End-to-end encryption is a security tool used by many applications, including the Facebook Messenger, WhatsApp and Signal, to further ensure the privacy of users. Messages sent using this tool are encrypted before leaving the sender's phone or computer, with a key unique to the devices at both ends of an exchange.
Even if they are monitored during transmission by one hacker or by a government agency, the messages can not be read by third parties, as the only ones Appliances that can decode them are those that belong to the sender and the intended recipient. However, the EU seems to be moving now against end-to-end encryption data, following a series of terrorist attacks that took place in Paris, Vienna and Nice.
Home Affairs ministers from EU member states earlier this month called on heads of state to address the issue of data encryption so that digital data can be collected and used legally by the competent authorities.
This move comes after the leak of many EU documents. One of those originally posted by Political, concerned measures against end-to-end encryption as a way to combat child abuse, suggesting that "the fight against this type of illegal content was the least controversial". The privacy end-to-end encryption poses a problem for government agencies trying to monitor criminal activity and communications.
EU representative stated in CNBC that EU regulators they have long sought a balance between the privacy of individuals and the ability of the police to do their job. In addition, Member States have, in many cases, sought solutions that allow law enforcement and other competent authorities to obtain legal access in digital evidence, without prohibiting or weakening encryption.
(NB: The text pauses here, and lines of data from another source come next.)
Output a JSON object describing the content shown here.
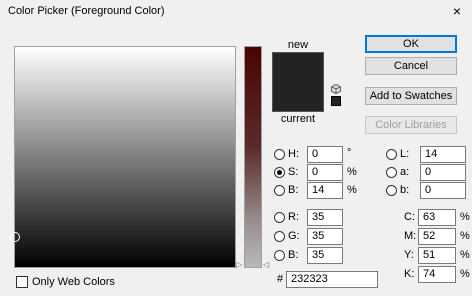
{
  "window": {
    "title": "Color Picker (Foreground Color)",
    "close_glyph": "×"
  },
  "swatch": {
    "new_label": "new",
    "current_label": "current",
    "new_color": "#232323",
    "current_color": "#232323"
  },
  "buttons": {
    "ok": "OK",
    "cancel": "Cancel",
    "add_to_swatches": "Add to Swatches",
    "color_libraries": "Color Libraries"
  },
  "hsb": {
    "h": {
      "label": "H:",
      "value": "0",
      "unit": "°"
    },
    "s": {
      "label": "S:",
      "value": "0",
      "unit": "%"
    },
    "b": {
      "label": "B:",
      "value": "14",
      "unit": "%"
    }
  },
  "rgb": {
    "r": {
      "label": "R:",
      "value": "35"
    },
    "g": {
      "label": "G:",
      "value": "35"
    },
    "b": {
      "label": "B:",
      "value": "35"
    }
  },
  "lab": {
    "l": {
      "label": "L:",
      "value": "14"
    },
    "a": {
      "label": "a:",
      "value": "0"
    },
    "b": {
      "label": "b:",
      "value": "0"
    }
  },
  "cmyk": {
    "c": {
      "label": "C:",
      "value": "63",
      "unit": "%"
    },
    "m": {
      "label": "M:",
      "value": "52",
      "unit": "%"
    },
    "y": {
      "label": "Y:",
      "value": "51",
      "unit": "%"
    },
    "k": {
      "label": "K:",
      "value": "74",
      "unit": "%"
    }
  },
  "hex": {
    "label": "#",
    "value": "232323"
  },
  "only_web_colors": {
    "label": "Only Web Colors",
    "checked": false
  },
  "selected_channel": "S"
}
As set out in the Union's July Security Strategy, the bloc advocates an approach that maintains the effectiveness of encryption in protecting the privacy and security of communications, while providing an effective response to serious crimes and terrorist incidents.
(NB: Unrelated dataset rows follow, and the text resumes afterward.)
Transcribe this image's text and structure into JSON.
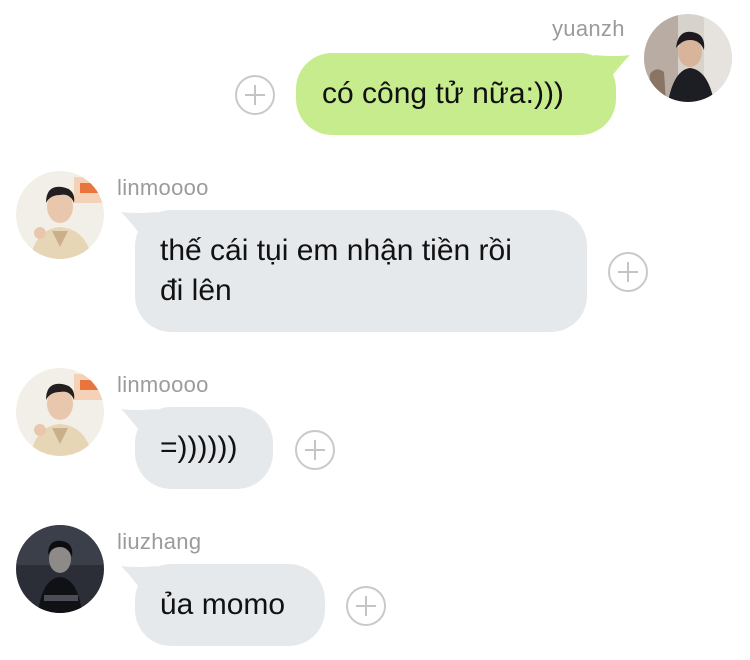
{
  "messages": [
    {
      "sender": "yuanzh",
      "text": "có công tử nữa:)))",
      "side": "right",
      "avatar": "avatar-yuanzh"
    },
    {
      "sender": "linmoooo",
      "text_line1": "thế cái tụi em nhận tiền rồi",
      "text_line2": "đi lên",
      "side": "left",
      "avatar": "avatar-linmoooo"
    },
    {
      "sender": "linmoooo",
      "text": "=))))))",
      "side": "left",
      "avatar": "avatar-linmoooo"
    },
    {
      "sender": "liuzhang",
      "text": "ủa momo",
      "side": "left",
      "avatar": "avatar-liuzhang"
    }
  ],
  "icons": {
    "react": "plus-circle-icon"
  },
  "colors": {
    "outgoing_bubble": "#c7ec8e",
    "incoming_bubble": "#e6e9ec",
    "username": "#9b9b9b",
    "react_icon": "#c4c4c4"
  }
}
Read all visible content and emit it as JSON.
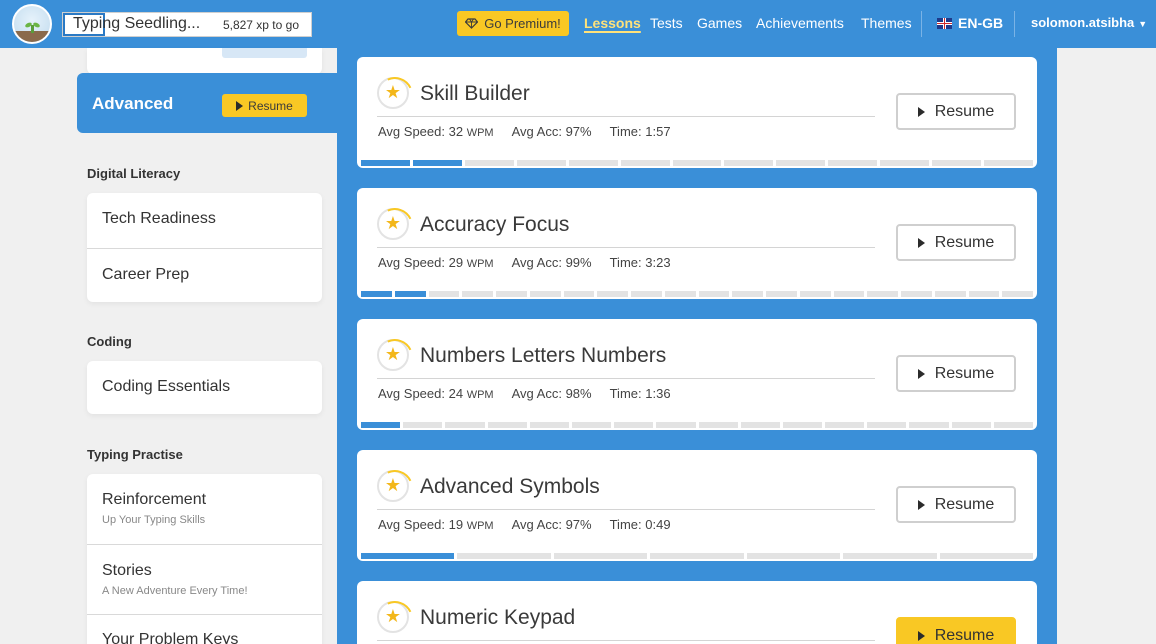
{
  "header": {
    "level_name": "Typing Seedling...",
    "xp_to_go": "5,827 xp to go",
    "level_progress": 0.17,
    "premium_label": "Go Premium!",
    "nav": [
      {
        "label": "Lessons",
        "active": true
      },
      {
        "label": "Tests",
        "active": false
      },
      {
        "label": "Games",
        "active": false
      },
      {
        "label": "Achievements",
        "active": false
      },
      {
        "label": "Themes",
        "active": false
      }
    ],
    "language": "EN-GB",
    "username": "solomon.atsibha"
  },
  "sidebar": {
    "active_course": {
      "title": "Advanced",
      "resume_label": "Resume"
    },
    "sections": [
      {
        "heading": "Digital Literacy",
        "items": [
          {
            "label": "Tech Readiness",
            "sub": ""
          },
          {
            "label": "Career Prep",
            "sub": ""
          }
        ]
      },
      {
        "heading": "Coding",
        "items": [
          {
            "label": "Coding Essentials",
            "sub": ""
          }
        ]
      },
      {
        "heading": "Typing Practise",
        "items": [
          {
            "label": "Reinforcement",
            "sub": "Up Your Typing Skills"
          },
          {
            "label": "Stories",
            "sub": "A New Adventure Every Time!"
          },
          {
            "label": "Your Problem Keys",
            "sub": ""
          }
        ]
      }
    ]
  },
  "lessons": [
    {
      "title": "Skill Builder",
      "speed_label": "Avg Speed:",
      "speed": "32",
      "speed_unit": "WPM",
      "acc_label": "Avg Acc:",
      "acc": "97%",
      "time_label": "Time:",
      "time": "1:57",
      "resume_label": "Resume",
      "segments_total": 13,
      "segments_done": 2,
      "resume_highlight": false
    },
    {
      "title": "Accuracy Focus",
      "speed_label": "Avg Speed:",
      "speed": "29",
      "speed_unit": "WPM",
      "acc_label": "Avg Acc:",
      "acc": "99%",
      "time_label": "Time:",
      "time": "3:23",
      "resume_label": "Resume",
      "segments_total": 20,
      "segments_done": 2,
      "resume_highlight": false
    },
    {
      "title": "Numbers Letters Numbers",
      "speed_label": "Avg Speed:",
      "speed": "24",
      "speed_unit": "WPM",
      "acc_label": "Avg Acc:",
      "acc": "98%",
      "time_label": "Time:",
      "time": "1:36",
      "resume_label": "Resume",
      "segments_total": 16,
      "segments_done": 1,
      "resume_highlight": false
    },
    {
      "title": "Advanced Symbols",
      "speed_label": "Avg Speed:",
      "speed": "19",
      "speed_unit": "WPM",
      "acc_label": "Avg Acc:",
      "acc": "97%",
      "time_label": "Time:",
      "time": "0:49",
      "resume_label": "Resume",
      "segments_total": 7,
      "segments_done": 1,
      "resume_highlight": false
    },
    {
      "title": "Numeric Keypad",
      "speed_label": "",
      "speed": "",
      "speed_unit": "",
      "acc_label": "",
      "acc": "",
      "time_label": "",
      "time": "",
      "resume_label": "Resume",
      "segments_total": 0,
      "segments_done": 0,
      "resume_highlight": true
    }
  ],
  "colors": {
    "brand_blue": "#3a8fd8",
    "premium_yellow": "#f9c824",
    "star_gold": "#f3b71a"
  }
}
The EU coordinator for counter-terrorism, Gilles de Kerchove, sought to do so by avoiding a "back-door" approach in favor of what he sees as a "front-door" counterpart, in which a third party cooperates, instead of without, with the consent of the of the encryption provider.
Ray Walsh, a digital privacy expert at ProPrivacy, said such an approach was impossible, adding that it would eliminate data ownership and access control, which would inevitably lead to fundamental vulnerabilities. He also stressed that the adoption of this type of legislation would be detrimental to the general public. Walsh is skeptical that the back-door approach is ready for discussion, stressing that it poses problems for national security and data privacy, without really reducing the likelihood that criminals will find secret means of communication, either through the dark web or through other encrypted media.
"In addition, Walsh emphasized that the possibility of free and private communication is a fundamental human right in any free and open society," he said. Abolishing the ability of citizens to share information without complying with it will lead to higher levels of censorship and the inability of people to exercise freedom of expression.
In addition, Alex Clarkson, a lecturer in German, European and international studies at King's College London, noted that measures such as those being discussed are an ongoing part of the governments' agenda.